DIRECTIONS FOR THIS TASK:
Give back the full set of entries that follows, exactly as written.

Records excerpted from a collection
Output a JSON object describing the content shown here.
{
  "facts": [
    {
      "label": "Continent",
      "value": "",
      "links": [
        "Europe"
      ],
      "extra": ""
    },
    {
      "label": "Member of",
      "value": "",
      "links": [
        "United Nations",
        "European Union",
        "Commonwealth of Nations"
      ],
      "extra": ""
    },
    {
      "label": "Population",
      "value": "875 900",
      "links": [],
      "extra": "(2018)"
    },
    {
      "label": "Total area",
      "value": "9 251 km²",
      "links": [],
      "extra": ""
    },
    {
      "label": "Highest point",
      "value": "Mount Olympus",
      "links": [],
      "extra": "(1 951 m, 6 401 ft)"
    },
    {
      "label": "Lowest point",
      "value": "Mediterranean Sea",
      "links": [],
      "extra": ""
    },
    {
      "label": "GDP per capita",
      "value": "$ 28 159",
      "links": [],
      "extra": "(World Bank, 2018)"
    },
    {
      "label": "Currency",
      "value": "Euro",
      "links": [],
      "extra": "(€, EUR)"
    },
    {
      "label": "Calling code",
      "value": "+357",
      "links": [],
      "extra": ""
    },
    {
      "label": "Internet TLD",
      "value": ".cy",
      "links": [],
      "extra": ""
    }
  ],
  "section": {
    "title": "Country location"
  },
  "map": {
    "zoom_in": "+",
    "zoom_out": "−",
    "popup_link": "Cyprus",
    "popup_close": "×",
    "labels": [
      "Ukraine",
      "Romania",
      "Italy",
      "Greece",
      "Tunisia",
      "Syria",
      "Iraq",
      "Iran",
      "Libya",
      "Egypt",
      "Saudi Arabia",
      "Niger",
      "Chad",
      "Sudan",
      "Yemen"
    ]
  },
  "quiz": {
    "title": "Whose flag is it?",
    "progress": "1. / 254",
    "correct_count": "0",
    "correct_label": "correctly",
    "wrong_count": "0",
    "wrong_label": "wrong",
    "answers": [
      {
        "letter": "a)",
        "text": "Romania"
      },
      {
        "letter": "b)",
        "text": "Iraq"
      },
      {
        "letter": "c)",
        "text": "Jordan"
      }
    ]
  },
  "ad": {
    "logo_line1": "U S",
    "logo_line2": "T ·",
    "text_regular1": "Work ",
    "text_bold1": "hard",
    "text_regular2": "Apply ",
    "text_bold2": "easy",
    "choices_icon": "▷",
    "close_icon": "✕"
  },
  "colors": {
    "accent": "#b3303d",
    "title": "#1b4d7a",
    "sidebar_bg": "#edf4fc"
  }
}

ANSWER TO THE PROBLEM:
Output a JSON object describing the content shown here.
{
  "facts": [
    {
      "label": "Continent",
      "value": "",
      "links": [
        "Europe"
      ],
      "extra": ""
    },
    {
      "label": "Member of",
      "value": "",
      "links": [
        "United Nations",
        "European Union",
        "Commonwealth of Nations"
      ],
      "extra": ""
    },
    {
      "label": "Population",
      "value": "875 900",
      "links": [],
      "extra": "(2018)"
    },
    {
      "label": "Total area",
      "value": "9 251 km²",
      "links": [],
      "extra": ""
    },
    {
      "label": "Highest point",
      "value": "Mount Olympus",
      "links": [],
      "extra": "(1 951 m, 6 401 ft)"
    },
    {
      "label": "Lowest point",
      "value": "Mediterranean Sea",
      "links": [],
      "extra": ""
    },
    {
      "label": "GDP per capita",
      "value": "$ 28 159",
      "links": [],
      "extra": "(World Bank, 2018)"
    },
    {
      "label": "Currency",
      "value": "Euro",
      "links": [],
      "extra": "(€, EUR)"
    },
    {
      "label": "Calling code",
      "value": "+357",
      "links": [],
      "extra": ""
    },
    {
      "label": "Internet TLD",
      "value": ".cy",
      "links": [],
      "extra": ""
    }
  ],
  "section": {
    "title": "Country location"
  },
  "map": {
    "zoom_in": "+",
    "zoom_out": "−",
    "popup_link": "Cyprus",
    "popup_close": "×",
    "labels": [
      "Ukraine",
      "Romania",
      "Italy",
      "Greece",
      "Tunisia",
      "Syria",
      "Iraq",
      "Iran",
      "Libya",
      "Egypt",
      "Saudi Arabia",
      "Niger",
      "Chad",
      "Sudan",
      "Yemen"
    ]
  },
  "quiz": {
    "title": "Whose flag is it?",
    "progress": "1. / 254",
    "correct_count": "0",
    "correct_label": "correctly",
    "wrong_count": "0",
    "wrong_label": "wrong",
    "answers": [
      {
        "letter": "a)",
        "text": "Romania"
      },
      {
        "letter": "b)",
        "text": "Iraq"
      },
      {
        "letter": "c)",
        "text": "Jordan"
      }
    ]
  },
  "ad": {
    "logo_line1": "U S",
    "logo_line2": "T ·",
    "text_regular1": "Work ",
    "text_bold1": "hard",
    "text_regular2": "Apply ",
    "text_bold2": "easy",
    "choices_icon": "▷",
    "close_icon": "✕"
  },
  "colors": {
    "accent": "#b3303d",
    "title": "#1b4d7a",
    "sidebar_bg": "#edf4fc"
  }
}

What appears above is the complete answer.